November 30, 2012
Mayor Michael Bloomberg travelled to Washington D.C. on Wednesday, November 28 to meet with House and Senate leaders to argue the city’s case for urgent federal dollars to rebuild. But the city’s request comes at a time when the Congress and President are at loggerheads over reducing the country’s deficit. Bloomberg was upbeat that Congress will act, but Sen. Charles Schumer was cautious, saying it will be a long road to secure the large sums of money.
The implications for New Yorkers if Congress and President Obama can’t avert the fiscal cliff couldn’t be starker. Bloomberg said that New York needs about $42 billion to recover from the damage, on top of $15 billion worth of public and private losses not covered by private insurance, which he’s asking FEMA to cover 100 percent. Bloomberg is hopeful because of New York’s incredible contribution to the nation’s economy.
“Because consider this: We’re just 2.6 percent of the nation’s population but we do generate 4.3 percent of America’s gross annual domestic product,” said the Mayor.
But Sen. Schumer said the old days are over.
“There’s no doubt this is going to be a hard fight. We have a Congress that’s decidedly less friendly to disaster aid in any in 100 years. We’re in the middle of very strenuous negotiations over the fiscal cliff and we know that money is short in Washington just at is in New York,” said Schumer.
New York’s congressional delegation is seeking supplemental appropriations to fund the recovery. Schumer said he expects the first to arrive by early next week.
“Last night [Tuesday], Senators [Kirsten] Gillibrand, [Robert] Menendez, [Frank] Lautenberg and I met with Secretary Shaun Donovan late into the night to stress the scale of the damage and for the administration to be aggressive in seeking aid. We’ll need several supplements, but we want the first to be as large as it can, and that number will grow.”
He noted also that on Wednesday evening he and the Mayor would be meeting with the head of the Office of Management and Budget, “the man with the hands on the till who tends to be a little less generous.”
Schumer stressed that the delegation is not asking for things that go beyond the pale because it could hurt the overall package.
“We want to do it right,” said Schumer.
The concern for Schumer is that the feds craft the legislation that gives New York the flexibility it needs to distribute aid. For example, the cap to aid homeowners for repairs in the wake of disasters is $31,900.
“Language in the supplemental appropriations must give states, cities and counties flexibility in how they spend the money. Already 300,000 homes in New York City are severely damaged or destroyed. The current cap will be woefully inadequate because homes, and the cost to repair them, are more expensive in New York than the rest of the country,” said Schumer.
Congress used to be able to insert particular language in appropriation bills, but new earmark rules require the President to propose it.
“We’re meeting with the administration early and often to ensure the supplemental package reflects the flexibility we need,” Schumer said.

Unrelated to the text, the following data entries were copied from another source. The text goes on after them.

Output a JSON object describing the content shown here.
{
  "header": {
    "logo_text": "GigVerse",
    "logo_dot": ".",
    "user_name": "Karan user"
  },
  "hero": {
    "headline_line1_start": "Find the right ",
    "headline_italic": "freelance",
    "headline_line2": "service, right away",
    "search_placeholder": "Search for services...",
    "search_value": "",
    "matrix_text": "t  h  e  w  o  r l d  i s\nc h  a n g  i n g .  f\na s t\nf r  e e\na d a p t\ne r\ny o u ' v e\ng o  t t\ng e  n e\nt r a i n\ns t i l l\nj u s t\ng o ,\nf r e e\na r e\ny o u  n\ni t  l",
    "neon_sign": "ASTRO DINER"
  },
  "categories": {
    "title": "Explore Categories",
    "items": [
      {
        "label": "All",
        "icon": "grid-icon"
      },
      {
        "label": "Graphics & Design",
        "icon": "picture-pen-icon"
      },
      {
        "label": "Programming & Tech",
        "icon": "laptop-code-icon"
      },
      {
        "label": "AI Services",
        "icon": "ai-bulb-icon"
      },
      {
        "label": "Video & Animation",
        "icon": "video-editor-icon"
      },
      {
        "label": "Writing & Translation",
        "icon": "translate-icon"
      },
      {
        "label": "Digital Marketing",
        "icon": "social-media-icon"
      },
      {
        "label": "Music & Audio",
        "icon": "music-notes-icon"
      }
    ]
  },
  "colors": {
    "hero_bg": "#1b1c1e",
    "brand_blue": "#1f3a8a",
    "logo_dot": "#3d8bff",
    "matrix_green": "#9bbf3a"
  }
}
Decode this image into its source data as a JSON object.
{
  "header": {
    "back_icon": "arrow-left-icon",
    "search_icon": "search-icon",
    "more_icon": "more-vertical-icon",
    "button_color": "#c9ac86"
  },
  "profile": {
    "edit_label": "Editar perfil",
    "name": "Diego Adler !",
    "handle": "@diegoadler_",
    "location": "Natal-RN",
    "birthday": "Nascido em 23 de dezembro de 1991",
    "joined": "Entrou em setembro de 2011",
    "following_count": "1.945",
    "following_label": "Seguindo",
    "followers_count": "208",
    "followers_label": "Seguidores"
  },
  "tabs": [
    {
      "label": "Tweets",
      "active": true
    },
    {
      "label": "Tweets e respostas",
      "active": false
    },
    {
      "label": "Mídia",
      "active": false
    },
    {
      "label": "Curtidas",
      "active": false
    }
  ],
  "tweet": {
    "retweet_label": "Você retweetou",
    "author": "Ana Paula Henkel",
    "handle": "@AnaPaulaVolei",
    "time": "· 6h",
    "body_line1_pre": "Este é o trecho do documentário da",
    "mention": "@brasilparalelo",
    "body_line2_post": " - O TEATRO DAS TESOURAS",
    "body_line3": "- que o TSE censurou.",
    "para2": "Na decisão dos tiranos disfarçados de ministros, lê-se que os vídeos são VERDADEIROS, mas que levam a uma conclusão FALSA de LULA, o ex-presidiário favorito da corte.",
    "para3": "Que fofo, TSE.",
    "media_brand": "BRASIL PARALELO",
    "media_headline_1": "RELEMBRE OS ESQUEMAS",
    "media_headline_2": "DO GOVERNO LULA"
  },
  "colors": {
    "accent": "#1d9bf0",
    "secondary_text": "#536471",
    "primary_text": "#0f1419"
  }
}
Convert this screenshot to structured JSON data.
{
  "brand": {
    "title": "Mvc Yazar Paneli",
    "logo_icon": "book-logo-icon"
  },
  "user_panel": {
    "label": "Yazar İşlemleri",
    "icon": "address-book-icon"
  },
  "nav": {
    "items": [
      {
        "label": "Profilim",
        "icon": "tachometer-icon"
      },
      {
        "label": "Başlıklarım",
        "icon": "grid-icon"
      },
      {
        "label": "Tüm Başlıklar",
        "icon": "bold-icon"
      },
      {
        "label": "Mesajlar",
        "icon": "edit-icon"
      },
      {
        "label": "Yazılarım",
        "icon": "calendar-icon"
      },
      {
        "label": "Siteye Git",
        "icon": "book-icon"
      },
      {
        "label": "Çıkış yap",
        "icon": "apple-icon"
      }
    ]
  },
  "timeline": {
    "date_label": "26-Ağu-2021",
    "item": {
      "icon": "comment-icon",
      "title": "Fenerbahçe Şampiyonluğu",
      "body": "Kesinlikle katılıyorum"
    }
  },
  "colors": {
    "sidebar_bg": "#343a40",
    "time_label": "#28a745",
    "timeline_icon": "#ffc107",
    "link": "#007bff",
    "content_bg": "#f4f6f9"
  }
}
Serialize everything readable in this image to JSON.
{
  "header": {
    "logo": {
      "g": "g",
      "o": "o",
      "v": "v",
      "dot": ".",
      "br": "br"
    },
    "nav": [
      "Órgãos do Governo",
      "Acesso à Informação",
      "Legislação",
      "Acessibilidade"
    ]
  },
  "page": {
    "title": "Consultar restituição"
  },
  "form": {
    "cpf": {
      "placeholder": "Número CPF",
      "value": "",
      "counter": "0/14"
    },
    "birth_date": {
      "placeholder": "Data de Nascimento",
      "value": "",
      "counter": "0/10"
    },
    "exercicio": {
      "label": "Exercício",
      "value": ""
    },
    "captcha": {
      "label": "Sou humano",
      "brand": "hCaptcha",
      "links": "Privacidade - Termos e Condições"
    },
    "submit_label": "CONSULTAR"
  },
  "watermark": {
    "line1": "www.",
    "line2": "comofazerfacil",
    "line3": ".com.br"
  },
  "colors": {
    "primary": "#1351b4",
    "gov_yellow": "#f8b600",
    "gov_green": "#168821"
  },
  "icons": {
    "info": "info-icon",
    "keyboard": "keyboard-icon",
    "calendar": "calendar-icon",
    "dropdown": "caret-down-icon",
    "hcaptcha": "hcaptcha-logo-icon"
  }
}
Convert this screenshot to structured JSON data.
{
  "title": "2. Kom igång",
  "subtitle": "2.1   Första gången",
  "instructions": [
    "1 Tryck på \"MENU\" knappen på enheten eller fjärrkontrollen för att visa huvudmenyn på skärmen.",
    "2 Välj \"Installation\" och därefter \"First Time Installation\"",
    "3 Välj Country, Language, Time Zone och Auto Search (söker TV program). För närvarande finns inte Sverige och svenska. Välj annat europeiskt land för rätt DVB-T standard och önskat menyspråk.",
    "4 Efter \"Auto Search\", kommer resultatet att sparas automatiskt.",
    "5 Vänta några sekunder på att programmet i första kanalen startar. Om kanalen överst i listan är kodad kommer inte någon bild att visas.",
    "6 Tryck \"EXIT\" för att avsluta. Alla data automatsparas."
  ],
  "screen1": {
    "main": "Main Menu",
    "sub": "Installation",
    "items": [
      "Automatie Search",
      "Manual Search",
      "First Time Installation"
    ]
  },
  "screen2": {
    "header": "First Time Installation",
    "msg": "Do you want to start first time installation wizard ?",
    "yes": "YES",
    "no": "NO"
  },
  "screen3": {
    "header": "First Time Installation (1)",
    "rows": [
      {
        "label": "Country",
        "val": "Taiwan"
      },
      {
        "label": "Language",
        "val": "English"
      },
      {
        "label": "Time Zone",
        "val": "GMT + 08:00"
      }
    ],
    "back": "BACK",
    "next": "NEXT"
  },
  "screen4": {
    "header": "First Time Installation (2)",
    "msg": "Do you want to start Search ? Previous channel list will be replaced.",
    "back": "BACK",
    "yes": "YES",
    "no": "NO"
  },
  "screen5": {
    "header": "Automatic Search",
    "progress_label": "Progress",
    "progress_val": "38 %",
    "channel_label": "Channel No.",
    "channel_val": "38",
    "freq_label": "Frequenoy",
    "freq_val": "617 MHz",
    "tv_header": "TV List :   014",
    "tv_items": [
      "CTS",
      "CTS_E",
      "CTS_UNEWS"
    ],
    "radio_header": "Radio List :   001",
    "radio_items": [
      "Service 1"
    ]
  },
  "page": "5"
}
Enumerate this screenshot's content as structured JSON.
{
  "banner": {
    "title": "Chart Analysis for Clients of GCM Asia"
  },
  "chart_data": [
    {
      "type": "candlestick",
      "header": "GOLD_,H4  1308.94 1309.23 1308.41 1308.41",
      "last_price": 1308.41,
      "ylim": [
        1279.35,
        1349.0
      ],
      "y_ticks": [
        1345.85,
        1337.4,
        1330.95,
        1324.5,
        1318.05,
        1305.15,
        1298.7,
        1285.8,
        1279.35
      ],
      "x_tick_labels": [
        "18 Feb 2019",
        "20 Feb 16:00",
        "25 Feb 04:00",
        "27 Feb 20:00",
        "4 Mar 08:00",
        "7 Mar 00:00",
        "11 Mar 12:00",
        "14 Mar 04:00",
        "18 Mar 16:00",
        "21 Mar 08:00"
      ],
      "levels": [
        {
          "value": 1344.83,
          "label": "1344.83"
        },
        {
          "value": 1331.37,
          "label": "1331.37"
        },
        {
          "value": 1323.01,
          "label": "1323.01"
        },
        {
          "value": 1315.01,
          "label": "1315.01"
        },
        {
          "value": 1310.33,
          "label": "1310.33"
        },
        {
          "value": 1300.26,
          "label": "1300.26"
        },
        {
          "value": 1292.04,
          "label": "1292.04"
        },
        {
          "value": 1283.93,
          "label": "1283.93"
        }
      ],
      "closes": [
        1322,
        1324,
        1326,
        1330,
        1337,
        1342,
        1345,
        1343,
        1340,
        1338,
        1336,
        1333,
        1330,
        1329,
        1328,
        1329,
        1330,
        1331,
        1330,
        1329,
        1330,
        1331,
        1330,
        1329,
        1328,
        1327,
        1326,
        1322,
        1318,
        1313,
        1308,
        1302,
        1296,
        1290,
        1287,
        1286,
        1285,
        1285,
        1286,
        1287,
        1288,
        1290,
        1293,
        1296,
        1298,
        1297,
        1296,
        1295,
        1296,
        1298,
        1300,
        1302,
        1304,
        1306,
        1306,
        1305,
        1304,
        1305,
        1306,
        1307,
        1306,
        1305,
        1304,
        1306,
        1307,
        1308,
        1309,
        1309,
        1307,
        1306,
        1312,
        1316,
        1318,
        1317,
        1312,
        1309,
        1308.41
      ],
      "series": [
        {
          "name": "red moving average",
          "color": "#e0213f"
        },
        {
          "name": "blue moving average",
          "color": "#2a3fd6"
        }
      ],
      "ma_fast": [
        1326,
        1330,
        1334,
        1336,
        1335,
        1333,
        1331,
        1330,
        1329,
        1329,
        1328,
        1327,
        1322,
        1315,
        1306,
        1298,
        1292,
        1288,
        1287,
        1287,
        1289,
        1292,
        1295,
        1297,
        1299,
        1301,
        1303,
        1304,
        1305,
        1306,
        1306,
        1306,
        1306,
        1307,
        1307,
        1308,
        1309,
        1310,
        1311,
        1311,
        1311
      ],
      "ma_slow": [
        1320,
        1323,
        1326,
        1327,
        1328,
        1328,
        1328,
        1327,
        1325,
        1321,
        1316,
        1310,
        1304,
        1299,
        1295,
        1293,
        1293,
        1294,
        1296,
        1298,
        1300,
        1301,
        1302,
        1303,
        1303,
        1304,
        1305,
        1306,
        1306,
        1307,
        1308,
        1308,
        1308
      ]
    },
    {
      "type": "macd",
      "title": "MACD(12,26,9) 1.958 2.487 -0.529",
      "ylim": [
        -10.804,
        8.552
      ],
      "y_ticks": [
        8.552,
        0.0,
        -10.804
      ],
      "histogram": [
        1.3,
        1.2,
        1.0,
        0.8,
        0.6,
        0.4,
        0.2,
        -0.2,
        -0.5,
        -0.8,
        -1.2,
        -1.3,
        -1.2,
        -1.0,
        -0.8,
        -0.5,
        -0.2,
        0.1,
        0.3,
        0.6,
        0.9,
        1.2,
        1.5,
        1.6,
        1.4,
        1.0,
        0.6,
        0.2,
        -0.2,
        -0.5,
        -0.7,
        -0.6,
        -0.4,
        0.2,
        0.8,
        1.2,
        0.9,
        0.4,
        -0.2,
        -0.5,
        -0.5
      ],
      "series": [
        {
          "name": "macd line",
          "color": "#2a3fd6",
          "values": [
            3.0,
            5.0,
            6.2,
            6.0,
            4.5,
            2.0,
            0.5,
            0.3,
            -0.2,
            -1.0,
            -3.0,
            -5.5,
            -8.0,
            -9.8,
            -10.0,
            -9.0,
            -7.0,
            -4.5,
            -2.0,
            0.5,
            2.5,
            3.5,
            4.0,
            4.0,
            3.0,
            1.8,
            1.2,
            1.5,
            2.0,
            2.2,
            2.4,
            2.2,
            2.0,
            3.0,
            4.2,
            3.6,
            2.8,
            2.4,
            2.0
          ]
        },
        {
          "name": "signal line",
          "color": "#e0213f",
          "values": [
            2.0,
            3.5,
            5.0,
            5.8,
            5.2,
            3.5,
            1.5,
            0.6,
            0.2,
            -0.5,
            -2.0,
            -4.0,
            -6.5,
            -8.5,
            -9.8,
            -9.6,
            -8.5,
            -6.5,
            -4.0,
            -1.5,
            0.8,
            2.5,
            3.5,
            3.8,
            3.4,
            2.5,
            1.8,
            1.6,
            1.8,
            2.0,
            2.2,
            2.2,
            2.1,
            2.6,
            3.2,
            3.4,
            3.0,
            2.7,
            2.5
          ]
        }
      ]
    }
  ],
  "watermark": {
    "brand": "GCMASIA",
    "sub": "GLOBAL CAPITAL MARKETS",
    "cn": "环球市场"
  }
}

He pointed to four hospitals—Long Beach Medical Center, NYU Hospital, Bellevue Hospital and Coney Island Hospital—that have empty beds due to damage but are still paying their staff.
“There’s no program for disaster aid to help hospitals. They have no income and they can go broke. Again, we need flexibility to help these hospitals stay on their feet.”
Schumer and Bloomberg were asked if they were worried that Congress would require offsets (cuts to other federal programs) for the disaster aid without deepening the national debt.
“Congressman [Peter] and Congressman [Michael] Grimm both said to me that House Speaker [John] Boehner said to them that he doesn’t believe offsets would be necessary,” said Schumer.
They were also asked whether any disaster aid relief would be contingent upon ceding ground in talks over the fiscal cliff.
“Look, everything we’re discussing with the fiscal cliff is offsets. It’s unfortunate they’re occurring together; certainly we’re trying to separate disaster relief aid from the fiscal cliff negotiations,” Schumer said.
While Schumer commended the Mayor for meeting with Congressional leaders to impress upon them the breadth and depth of damage to New York, he implored local politicians in all five boroughs whose constituents bore the brunt of the storm to also come to Washington.
“We believe our [Congressional] colleagues have been receptive, but there’s a long road to go; there’s going to be many pitfalls along the way. This fight will not last weeks, but months.”